* [ACTIVITY] Every line of the listing that contains the word "zksd" is to be copied out.

* [EXCERPTED DATA]
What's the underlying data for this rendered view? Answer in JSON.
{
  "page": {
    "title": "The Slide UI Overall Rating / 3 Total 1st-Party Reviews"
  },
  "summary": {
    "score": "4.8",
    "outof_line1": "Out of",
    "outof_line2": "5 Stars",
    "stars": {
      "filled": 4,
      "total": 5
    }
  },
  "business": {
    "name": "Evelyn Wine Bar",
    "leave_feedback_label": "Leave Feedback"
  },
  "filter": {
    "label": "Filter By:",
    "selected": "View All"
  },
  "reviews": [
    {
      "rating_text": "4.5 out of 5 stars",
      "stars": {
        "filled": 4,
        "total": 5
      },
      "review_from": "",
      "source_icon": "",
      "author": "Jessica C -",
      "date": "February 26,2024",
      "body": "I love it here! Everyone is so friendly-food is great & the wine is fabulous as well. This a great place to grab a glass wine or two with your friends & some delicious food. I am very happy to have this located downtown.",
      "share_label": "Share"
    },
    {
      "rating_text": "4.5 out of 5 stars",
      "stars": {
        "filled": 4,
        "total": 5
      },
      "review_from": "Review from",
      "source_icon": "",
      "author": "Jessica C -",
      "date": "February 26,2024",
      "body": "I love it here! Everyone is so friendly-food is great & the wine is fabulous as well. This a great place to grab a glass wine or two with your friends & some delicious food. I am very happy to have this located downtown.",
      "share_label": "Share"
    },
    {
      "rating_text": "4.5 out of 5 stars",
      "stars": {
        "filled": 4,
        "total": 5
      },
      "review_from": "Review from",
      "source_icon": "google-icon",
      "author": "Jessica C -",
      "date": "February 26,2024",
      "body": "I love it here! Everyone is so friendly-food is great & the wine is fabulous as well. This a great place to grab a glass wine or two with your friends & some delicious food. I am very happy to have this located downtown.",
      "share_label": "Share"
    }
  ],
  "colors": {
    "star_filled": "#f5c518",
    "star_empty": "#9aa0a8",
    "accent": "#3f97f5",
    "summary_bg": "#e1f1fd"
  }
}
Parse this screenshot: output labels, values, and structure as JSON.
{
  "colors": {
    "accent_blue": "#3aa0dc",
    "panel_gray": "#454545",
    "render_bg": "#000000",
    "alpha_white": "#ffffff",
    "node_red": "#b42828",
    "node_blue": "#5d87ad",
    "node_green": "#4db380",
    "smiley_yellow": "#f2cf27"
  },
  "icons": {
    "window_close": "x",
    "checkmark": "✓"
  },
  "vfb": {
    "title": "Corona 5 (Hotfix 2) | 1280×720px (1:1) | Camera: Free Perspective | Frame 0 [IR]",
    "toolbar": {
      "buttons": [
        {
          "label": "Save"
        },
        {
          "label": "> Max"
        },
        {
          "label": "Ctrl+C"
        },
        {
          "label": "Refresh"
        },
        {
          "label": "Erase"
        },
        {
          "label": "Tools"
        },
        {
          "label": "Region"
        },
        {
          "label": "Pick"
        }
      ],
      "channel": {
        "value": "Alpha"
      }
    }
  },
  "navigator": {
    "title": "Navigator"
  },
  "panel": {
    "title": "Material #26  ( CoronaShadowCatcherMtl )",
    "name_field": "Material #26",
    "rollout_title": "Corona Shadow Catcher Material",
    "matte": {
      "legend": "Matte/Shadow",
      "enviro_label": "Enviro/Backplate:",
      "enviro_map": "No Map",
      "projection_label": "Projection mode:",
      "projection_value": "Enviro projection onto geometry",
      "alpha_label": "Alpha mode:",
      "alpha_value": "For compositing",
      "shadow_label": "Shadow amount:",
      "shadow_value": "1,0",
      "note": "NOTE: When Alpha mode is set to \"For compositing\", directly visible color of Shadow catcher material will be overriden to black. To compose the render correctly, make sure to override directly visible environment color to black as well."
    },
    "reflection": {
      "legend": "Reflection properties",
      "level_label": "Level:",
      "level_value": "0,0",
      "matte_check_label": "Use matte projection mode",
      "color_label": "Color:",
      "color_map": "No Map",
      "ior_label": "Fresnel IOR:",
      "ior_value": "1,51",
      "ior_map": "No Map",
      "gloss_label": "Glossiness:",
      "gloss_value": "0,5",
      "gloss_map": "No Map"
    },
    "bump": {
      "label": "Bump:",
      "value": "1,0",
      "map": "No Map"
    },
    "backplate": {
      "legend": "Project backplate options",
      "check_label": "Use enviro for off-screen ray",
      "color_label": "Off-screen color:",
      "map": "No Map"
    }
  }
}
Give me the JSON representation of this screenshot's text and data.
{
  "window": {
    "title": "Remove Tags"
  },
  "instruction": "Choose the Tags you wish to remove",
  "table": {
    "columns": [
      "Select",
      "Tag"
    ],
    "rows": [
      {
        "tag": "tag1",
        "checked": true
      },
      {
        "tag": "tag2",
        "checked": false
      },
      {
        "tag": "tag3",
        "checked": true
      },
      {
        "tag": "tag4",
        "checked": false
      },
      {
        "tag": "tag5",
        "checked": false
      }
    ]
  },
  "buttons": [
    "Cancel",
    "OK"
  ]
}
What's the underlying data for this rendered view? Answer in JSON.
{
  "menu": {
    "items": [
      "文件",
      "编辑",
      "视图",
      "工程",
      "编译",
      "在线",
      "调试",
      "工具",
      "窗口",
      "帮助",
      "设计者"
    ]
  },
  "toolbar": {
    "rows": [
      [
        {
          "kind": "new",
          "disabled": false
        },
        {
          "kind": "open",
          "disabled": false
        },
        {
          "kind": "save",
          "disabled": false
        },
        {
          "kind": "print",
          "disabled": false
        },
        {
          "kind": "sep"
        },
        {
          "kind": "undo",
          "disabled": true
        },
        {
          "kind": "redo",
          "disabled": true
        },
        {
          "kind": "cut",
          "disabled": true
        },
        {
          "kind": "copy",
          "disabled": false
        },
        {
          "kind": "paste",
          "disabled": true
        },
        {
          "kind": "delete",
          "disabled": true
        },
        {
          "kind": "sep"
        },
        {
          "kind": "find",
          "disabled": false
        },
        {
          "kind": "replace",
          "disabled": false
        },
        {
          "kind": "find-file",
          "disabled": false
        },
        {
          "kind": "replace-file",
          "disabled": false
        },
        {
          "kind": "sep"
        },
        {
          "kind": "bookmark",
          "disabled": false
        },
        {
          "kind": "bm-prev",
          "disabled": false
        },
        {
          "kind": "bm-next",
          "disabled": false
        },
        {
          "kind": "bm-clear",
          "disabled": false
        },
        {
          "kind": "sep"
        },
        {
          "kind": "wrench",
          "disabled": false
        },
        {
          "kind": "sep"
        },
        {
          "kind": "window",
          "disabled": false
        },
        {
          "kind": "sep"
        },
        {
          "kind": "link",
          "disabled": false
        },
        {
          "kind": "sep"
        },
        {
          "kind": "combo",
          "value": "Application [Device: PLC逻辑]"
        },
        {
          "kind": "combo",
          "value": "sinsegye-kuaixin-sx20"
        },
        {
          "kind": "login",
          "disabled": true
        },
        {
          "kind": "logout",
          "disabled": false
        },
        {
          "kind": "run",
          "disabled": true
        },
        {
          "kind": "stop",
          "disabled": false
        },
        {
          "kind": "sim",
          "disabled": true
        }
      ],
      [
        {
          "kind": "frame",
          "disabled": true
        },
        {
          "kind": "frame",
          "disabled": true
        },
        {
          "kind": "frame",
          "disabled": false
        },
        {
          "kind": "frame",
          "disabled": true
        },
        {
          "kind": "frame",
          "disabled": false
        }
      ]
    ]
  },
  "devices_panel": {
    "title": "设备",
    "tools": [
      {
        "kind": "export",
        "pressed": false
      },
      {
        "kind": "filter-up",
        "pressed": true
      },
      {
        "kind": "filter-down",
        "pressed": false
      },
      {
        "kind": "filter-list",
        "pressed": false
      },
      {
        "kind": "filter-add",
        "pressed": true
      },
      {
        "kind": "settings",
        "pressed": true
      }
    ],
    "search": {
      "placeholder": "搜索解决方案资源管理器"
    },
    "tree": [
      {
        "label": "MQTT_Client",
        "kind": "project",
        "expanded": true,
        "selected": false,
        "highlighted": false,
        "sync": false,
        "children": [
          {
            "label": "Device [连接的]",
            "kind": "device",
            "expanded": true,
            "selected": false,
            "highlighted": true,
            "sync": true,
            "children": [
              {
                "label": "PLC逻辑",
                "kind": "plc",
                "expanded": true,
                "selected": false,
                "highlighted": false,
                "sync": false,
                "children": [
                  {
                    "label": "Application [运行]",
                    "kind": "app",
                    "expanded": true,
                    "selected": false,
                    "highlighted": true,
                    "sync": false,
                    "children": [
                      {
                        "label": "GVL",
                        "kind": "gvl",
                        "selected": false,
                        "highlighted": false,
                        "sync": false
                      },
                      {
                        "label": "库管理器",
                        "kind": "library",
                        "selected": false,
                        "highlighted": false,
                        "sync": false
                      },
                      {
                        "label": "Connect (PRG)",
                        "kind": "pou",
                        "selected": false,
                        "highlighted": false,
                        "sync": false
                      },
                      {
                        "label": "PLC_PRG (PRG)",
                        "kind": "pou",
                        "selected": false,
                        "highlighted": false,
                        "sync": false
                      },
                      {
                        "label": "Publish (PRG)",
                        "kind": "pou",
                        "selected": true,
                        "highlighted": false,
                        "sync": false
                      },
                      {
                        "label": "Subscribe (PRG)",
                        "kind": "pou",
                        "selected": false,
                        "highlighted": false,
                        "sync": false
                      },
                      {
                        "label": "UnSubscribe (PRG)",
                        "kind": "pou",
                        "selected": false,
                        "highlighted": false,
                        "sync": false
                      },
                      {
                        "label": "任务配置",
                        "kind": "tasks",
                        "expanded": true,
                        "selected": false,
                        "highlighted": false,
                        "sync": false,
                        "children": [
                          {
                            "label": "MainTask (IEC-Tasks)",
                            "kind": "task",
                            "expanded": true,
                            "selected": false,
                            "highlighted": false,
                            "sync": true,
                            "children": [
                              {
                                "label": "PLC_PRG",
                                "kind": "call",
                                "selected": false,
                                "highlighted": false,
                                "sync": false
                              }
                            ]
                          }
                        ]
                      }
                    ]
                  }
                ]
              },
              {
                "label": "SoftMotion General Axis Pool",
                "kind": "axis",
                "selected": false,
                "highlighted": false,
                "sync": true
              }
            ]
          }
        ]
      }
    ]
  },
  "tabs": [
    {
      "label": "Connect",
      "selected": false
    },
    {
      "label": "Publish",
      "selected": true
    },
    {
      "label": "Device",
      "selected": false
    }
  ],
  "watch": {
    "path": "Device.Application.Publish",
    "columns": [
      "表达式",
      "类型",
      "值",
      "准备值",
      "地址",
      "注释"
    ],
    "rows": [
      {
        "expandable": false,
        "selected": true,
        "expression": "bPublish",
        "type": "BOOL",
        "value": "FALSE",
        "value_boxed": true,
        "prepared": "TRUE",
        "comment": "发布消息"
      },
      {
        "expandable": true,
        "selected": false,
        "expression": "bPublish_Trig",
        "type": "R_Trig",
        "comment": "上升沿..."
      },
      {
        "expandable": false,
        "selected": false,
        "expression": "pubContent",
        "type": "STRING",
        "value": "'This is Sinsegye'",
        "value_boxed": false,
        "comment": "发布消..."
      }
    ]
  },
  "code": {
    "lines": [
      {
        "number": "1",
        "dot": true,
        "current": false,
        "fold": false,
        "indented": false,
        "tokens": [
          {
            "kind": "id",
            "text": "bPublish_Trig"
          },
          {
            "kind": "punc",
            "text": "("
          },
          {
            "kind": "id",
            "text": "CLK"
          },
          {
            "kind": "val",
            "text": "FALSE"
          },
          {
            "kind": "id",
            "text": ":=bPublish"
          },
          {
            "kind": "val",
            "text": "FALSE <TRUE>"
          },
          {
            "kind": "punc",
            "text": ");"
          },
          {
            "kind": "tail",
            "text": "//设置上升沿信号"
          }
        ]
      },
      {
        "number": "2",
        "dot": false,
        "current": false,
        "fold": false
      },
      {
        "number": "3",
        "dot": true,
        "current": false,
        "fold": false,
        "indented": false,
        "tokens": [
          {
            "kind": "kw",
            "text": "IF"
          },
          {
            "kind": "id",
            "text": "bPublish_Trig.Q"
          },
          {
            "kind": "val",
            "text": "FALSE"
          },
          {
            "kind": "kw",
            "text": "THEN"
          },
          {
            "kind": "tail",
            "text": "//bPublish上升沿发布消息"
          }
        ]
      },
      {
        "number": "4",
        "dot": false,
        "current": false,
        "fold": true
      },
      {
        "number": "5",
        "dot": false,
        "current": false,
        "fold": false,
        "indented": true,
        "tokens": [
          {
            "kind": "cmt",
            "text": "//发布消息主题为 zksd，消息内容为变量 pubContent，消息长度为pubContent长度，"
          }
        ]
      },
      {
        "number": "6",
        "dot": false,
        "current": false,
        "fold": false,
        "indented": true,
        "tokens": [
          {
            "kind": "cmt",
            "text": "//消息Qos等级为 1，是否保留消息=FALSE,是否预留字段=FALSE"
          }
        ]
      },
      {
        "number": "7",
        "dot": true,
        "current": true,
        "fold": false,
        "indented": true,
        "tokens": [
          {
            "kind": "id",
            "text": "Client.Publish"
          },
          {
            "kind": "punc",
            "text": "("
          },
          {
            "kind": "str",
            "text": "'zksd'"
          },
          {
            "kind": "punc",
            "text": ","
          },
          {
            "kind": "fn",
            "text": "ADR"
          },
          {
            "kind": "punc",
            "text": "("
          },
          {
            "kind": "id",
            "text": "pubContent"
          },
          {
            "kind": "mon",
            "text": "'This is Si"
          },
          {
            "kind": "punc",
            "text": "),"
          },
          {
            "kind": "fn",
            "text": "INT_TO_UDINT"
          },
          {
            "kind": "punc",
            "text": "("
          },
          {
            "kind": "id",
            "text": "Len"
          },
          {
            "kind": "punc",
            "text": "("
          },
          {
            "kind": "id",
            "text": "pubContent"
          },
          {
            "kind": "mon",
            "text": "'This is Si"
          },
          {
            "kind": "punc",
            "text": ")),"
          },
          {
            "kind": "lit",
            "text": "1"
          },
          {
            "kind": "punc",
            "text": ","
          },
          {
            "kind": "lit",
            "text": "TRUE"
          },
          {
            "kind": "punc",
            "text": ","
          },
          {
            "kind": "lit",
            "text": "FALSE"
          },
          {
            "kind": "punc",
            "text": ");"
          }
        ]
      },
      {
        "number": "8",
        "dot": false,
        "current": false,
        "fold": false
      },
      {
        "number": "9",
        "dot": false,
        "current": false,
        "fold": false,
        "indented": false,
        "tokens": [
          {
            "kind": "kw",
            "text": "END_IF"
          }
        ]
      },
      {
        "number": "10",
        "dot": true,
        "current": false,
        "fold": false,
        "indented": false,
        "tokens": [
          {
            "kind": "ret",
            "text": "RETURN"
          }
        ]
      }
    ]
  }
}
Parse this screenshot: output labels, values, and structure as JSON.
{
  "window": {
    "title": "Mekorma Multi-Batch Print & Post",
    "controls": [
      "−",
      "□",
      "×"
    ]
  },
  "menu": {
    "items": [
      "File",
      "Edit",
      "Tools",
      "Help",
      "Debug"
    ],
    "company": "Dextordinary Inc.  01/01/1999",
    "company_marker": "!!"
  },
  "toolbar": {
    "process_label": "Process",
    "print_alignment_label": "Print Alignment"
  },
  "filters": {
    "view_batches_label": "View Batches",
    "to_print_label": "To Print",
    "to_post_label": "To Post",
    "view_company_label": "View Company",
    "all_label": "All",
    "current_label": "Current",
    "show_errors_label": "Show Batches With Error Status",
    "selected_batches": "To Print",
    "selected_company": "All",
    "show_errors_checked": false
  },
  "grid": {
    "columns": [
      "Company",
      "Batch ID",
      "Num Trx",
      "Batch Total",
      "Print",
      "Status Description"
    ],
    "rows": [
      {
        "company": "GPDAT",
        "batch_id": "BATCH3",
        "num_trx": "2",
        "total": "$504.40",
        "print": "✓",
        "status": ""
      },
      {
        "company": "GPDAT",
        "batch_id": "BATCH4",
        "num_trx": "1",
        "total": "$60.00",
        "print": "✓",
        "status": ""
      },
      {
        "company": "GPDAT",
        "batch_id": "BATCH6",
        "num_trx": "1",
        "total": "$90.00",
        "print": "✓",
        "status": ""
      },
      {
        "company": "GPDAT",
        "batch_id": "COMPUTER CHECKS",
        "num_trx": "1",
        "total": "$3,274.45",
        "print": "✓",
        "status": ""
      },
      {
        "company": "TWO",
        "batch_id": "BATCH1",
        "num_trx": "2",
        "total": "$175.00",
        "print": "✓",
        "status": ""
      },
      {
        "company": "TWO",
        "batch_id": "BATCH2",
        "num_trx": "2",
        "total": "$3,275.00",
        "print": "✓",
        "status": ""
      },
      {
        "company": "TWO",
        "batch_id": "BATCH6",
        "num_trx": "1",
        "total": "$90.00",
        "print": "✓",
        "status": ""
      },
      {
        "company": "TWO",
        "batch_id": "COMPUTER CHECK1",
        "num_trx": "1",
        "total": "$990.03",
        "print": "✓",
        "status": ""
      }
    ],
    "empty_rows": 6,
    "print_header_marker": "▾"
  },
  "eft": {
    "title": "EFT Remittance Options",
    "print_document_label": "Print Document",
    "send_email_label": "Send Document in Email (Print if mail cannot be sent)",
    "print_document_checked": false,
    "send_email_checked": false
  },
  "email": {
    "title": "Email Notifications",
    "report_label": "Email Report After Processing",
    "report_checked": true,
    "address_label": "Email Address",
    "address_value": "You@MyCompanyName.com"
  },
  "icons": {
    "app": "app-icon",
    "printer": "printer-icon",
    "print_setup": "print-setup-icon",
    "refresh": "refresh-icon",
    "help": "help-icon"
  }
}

* [OUTPUT BELOW]
            "text": "//发布消息主题为 zksd，消息内容为变量 pubContent，消息长度为pubContent长度，"
            "text": "'zksd'"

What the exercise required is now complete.